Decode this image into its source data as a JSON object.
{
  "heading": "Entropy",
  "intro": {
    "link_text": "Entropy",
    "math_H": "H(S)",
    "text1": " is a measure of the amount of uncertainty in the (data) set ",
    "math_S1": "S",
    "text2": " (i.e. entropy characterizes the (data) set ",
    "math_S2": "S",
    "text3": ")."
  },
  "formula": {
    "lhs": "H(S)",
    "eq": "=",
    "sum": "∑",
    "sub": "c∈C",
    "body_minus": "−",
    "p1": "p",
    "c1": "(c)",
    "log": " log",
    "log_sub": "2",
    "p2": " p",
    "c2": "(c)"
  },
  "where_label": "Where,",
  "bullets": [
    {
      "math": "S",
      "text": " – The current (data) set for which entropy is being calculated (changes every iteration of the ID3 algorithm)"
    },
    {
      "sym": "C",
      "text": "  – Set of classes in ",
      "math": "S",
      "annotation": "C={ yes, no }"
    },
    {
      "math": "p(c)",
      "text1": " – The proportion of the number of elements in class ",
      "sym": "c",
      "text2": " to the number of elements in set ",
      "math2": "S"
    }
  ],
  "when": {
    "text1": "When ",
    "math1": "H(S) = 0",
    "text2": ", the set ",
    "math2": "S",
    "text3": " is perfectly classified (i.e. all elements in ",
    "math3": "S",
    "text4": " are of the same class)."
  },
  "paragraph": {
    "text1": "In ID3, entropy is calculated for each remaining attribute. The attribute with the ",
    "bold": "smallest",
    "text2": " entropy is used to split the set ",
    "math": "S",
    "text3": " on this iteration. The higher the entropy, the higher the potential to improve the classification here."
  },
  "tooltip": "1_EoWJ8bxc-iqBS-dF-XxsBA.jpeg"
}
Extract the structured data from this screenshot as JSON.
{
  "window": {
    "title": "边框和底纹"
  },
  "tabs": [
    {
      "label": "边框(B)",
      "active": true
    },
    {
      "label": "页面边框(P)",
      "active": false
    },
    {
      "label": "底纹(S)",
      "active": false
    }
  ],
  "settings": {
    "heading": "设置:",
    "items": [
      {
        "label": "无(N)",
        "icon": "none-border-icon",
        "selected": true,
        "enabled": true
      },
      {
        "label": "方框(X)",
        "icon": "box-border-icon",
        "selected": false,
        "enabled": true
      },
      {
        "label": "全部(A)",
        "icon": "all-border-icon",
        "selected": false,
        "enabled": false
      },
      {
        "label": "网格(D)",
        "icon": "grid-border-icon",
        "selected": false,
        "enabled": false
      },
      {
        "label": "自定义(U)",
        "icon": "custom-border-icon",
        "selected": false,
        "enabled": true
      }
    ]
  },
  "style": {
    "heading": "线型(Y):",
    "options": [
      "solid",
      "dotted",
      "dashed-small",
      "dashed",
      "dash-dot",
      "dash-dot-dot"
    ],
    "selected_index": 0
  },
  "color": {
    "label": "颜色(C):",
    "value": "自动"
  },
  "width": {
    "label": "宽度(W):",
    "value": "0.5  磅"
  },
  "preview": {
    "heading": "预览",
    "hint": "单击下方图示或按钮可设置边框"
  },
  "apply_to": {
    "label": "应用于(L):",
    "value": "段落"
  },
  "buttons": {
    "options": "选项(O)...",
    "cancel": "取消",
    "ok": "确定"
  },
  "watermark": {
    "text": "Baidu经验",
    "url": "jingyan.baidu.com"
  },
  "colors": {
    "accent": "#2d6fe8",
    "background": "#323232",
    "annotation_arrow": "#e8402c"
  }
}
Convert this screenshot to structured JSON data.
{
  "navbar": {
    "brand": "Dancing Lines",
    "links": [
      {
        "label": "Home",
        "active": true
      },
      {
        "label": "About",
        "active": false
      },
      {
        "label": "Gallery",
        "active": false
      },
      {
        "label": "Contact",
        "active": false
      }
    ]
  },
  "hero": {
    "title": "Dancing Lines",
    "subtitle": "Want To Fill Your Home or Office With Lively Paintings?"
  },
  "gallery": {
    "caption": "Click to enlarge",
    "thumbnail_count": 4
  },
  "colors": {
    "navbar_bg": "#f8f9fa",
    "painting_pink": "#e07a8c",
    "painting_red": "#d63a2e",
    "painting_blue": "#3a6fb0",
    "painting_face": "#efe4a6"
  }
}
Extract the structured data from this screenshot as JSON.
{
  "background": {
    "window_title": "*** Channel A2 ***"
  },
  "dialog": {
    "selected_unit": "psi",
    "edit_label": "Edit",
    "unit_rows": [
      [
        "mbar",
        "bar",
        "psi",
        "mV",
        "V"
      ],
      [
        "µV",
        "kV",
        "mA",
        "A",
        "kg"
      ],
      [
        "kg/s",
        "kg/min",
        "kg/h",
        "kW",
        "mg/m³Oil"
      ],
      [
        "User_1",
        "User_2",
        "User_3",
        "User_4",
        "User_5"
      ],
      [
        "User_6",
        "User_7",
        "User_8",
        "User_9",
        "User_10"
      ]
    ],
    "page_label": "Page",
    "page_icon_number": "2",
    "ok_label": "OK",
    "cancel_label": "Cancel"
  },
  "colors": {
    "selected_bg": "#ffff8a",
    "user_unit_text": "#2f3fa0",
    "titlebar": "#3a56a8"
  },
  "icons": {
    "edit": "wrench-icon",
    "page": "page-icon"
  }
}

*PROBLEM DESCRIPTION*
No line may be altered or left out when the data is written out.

*ANSWER TO THIS TASK*
Decode this image into its source data as a JSON object.
{
  "heading": "Entropy",
  "intro": {
    "link_text": "Entropy",
    "math_H": "H(S)",
    "text1": " is a measure of the amount of uncertainty in the (data) set ",
    "math_S1": "S",
    "text2": " (i.e. entropy characterizes the (data) set ",
    "math_S2": "S",
    "text3": ")."
  },
  "formula": {
    "lhs": "H(S)",
    "eq": "=",
    "sum": "∑",
    "sub": "c∈C",
    "body_minus": "−",
    "p1": "p",
    "c1": "(c)",
    "log": " log",
    "log_sub": "2",
    "p2": " p",
    "c2": "(c)"
  },
  "where_label": "Where,",
  "bullets": [
    {
      "math": "S",
      "text": " – The current (data) set for which entropy is being calculated (changes every iteration of the ID3 algorithm)"
    },
    {
      "sym": "C",
      "text": "  – Set of classes in ",
      "math": "S",
      "annotation": "C={ yes, no }"
    },
    {
      "math": "p(c)",
      "text1": " – The proportion of the number of elements in class ",
      "sym": "c",
      "text2": " to the number of elements in set ",
      "math2": "S"
    }
  ],
  "when": {
    "text1": "When ",
    "math1": "H(S) = 0",
    "text2": ", the set ",
    "math2": "S",
    "text3": " is perfectly classified (i.e. all elements in ",
    "math3": "S",
    "text4": " are of the same class)."
  },
  "paragraph": {
    "text1": "In ID3, entropy is calculated for each remaining attribute. The attribute with the ",
    "bold": "smallest",
    "text2": " entropy is used to split the set ",
    "math": "S",
    "text3": " on this iteration. The higher the entropy, the higher the potential to improve the classification here."
  },
  "tooltip": "1_EoWJ8bxc-iqBS-dF-XxsBA.jpeg"
}
Extract the structured data from this screenshot as JSON.
{
  "window": {
    "title": "边框和底纹"
  },
  "tabs": [
    {
      "label": "边框(B)",
      "active": true
    },
    {
      "label": "页面边框(P)",
      "active": false
    },
    {
      "label": "底纹(S)",
      "active": false
    }
  ],
  "settings": {
    "heading": "设置:",
    "items": [
      {
        "label": "无(N)",
        "icon": "none-border-icon",
        "selected": true,
        "enabled": true
      },
      {
        "label": "方框(X)",
        "icon": "box-border-icon",
        "selected": false,
        "enabled": true
      },
      {
        "label": "全部(A)",
        "icon": "all-border-icon",
        "selected": false,
        "enabled": false
      },
      {
        "label": "网格(D)",
        "icon": "grid-border-icon",
        "selected": false,
        "enabled": false
      },
      {
        "label": "自定义(U)",
        "icon": "custom-border-icon",
        "selected": false,
        "enabled": true
      }
    ]
  },
  "style": {
    "heading": "线型(Y):",
    "options": [
      "solid",
      "dotted",
      "dashed-small",
      "dashed",
      "dash-dot",
      "dash-dot-dot"
    ],
    "selected_index": 0
  },
  "color": {
    "label": "颜色(C):",
    "value": "自动"
  },
  "width": {
    "label": "宽度(W):",
    "value": "0.5  磅"
  },
  "preview": {
    "heading": "预览",
    "hint": "单击下方图示或按钮可设置边框"
  },
  "apply_to": {
    "label": "应用于(L):",
    "value": "段落"
  },
  "buttons": {
    "options": "选项(O)...",
    "cancel": "取消",
    "ok": "确定"
  },
  "watermark": {
    "text": "Baidu经验",
    "url": "jingyan.baidu.com"
  },
  "colors": {
    "accent": "#2d6fe8",
    "background": "#323232",
    "annotation_arrow": "#e8402c"
  }
}
Convert this screenshot to structured JSON data.
{
  "navbar": {
    "brand": "Dancing Lines",
    "links": [
      {
        "label": "Home",
        "active": true
      },
      {
        "label": "About",
        "active": false
      },
      {
        "label": "Gallery",
        "active": false
      },
      {
        "label": "Contact",
        "active": false
      }
    ]
  },
  "hero": {
    "title": "Dancing Lines",
    "subtitle": "Want To Fill Your Home or Office With Lively Paintings?"
  },
  "gallery": {
    "caption": "Click to enlarge",
    "thumbnail_count": 4
  },
  "colors": {
    "navbar_bg": "#f8f9fa",
    "painting_pink": "#e07a8c",
    "painting_red": "#d63a2e",
    "painting_blue": "#3a6fb0",
    "painting_face": "#efe4a6"
  }
}
Extract the structured data from this screenshot as JSON.
{
  "background": {
    "window_title": "*** Channel A2 ***"
  },
  "dialog": {
    "selected_unit": "psi",
    "edit_label": "Edit",
    "unit_rows": [
      [
        "mbar",
        "bar",
        "psi",
        "mV",
        "V"
      ],
      [
        "µV",
        "kV",
        "mA",
        "A",
        "kg"
      ],
      [
        "kg/s",
        "kg/min",
        "kg/h",
        "kW",
        "mg/m³Oil"
      ],
      [
        "User_1",
        "User_2",
        "User_3",
        "User_4",
        "User_5"
      ],
      [
        "User_6",
        "User_7",
        "User_8",
        "User_9",
        "User_10"
      ]
    ],
    "page_label": "Page",
    "page_icon_number": "2",
    "ok_label": "OK",
    "cancel_label": "Cancel"
  },
  "colors": {
    "selected_bg": "#ffff8a",
    "user_unit_text": "#2f3fa0",
    "titlebar": "#3a56a8"
  },
  "icons": {
    "edit": "wrench-icon",
    "page": "page-icon"
  }
}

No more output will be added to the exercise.